Developed by Jim Burruss for Hay/McBer
Presents material to participants without dialogue.
Invites participants’ comments and opinions.
Encourages participants to express their opinions completely.
Acknowledges participants’ insights and opinions.
Uses paraphrasing and restatements to clarify participants’ ideas.
Explicitly checks the accuracy of one’s interpretation of participant’s behavior.
Shares personal experiences that facilitate the learning process for participants.
Identifies primary concerns of others.
References specific comments or behaviors of participants to illustrate a point.
Acknowledges the link between what people are saying/doing/and meaning/ feelings.

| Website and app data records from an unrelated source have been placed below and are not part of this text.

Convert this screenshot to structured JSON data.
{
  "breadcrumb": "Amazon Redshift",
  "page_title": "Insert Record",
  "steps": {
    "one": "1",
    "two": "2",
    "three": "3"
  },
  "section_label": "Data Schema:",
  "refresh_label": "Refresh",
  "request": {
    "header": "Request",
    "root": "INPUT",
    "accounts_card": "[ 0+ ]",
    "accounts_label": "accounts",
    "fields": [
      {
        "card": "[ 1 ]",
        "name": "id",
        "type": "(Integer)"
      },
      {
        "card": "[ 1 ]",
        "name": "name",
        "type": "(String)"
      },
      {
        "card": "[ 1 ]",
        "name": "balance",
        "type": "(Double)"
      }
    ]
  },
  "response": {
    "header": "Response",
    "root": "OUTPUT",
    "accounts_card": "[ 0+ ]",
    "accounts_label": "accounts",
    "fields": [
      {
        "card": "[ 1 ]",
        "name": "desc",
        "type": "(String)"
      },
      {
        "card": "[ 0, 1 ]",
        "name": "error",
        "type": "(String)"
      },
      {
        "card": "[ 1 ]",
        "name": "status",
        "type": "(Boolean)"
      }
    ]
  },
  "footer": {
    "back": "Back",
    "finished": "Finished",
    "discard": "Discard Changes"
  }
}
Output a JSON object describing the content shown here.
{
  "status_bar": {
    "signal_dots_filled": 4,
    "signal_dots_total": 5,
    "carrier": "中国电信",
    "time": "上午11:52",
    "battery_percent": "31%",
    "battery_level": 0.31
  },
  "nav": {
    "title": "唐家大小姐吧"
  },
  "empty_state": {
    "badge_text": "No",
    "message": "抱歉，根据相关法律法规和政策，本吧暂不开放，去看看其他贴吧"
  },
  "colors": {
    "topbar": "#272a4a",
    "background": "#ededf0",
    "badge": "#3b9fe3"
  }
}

Presentation of information is confusing or inaccurate.
Presentation of material is clear and accurate.
Explains concepts in the language of the audience.
Generates concrete examples to illustrate abstract concepts.
Asks participants for specific data to support their assertions.
Uses specific participant data to support one’s assertions.
Summarizes key themes in group discussions to give them closure.
Uses analogies or metaphors to clarify a concept or principle.
Identifies causal links in the immediate data that is presented.
Process or timing of one’s intervention is apparently disruptive
Acknowledges people as unique individuals rather than stereotyped categories
Invites participants to challenge each others’ assertions.
Challenges participants to support their assertions with specific data.
Invites participants to offer suggestions that reconcile differences in opinions.
Acknowledges the functional basis for expressed opinions/ behavior of participants.
Presents own views as an alternative paradigm for addressing participants’ issues
Invites participants to challenge one’s own assertions.
Checks out one’s assertions against specific experiences of participants.
Offers specific suggestions that reconcile apparently different opinions.
Acknowledges new information that would change one’s stated opinion.